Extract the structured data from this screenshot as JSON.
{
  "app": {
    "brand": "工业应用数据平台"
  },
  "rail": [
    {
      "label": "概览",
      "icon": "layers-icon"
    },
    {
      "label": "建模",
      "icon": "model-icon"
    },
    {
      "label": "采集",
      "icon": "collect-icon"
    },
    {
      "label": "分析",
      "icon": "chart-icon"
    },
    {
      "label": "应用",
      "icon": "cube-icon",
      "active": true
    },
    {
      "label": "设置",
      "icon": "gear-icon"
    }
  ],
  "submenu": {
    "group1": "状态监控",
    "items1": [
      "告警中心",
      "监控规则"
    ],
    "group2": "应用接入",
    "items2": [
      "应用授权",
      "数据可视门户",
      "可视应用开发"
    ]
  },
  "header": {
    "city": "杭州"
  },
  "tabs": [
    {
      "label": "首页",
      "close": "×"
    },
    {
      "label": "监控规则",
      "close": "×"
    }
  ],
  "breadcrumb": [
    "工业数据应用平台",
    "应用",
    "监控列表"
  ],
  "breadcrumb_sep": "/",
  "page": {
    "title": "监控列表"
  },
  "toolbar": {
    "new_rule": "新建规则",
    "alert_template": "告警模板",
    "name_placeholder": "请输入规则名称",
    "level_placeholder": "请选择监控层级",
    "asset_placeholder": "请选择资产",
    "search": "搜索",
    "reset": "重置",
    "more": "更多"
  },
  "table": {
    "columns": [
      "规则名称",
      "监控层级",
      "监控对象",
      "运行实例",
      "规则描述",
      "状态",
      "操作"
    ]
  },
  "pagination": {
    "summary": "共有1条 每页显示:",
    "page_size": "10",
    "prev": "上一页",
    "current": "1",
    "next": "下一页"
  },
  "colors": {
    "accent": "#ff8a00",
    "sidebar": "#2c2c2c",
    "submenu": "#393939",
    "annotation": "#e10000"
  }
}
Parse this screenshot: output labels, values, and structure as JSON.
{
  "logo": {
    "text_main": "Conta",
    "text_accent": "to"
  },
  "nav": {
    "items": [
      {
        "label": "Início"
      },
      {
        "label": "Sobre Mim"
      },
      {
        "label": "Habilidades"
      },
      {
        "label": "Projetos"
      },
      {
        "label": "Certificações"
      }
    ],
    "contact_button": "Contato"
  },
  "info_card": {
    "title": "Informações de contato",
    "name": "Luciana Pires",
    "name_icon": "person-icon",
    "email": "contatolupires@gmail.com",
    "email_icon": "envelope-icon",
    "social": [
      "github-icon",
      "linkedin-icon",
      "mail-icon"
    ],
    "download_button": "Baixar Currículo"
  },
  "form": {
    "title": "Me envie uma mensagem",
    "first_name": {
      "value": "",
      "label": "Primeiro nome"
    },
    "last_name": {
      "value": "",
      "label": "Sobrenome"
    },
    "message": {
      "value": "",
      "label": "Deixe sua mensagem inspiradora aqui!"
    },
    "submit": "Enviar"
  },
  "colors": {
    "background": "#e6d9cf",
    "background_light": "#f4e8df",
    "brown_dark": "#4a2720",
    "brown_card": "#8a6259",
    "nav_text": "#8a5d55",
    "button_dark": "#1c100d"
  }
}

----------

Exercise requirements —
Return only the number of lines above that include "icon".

Result of the exercise —
11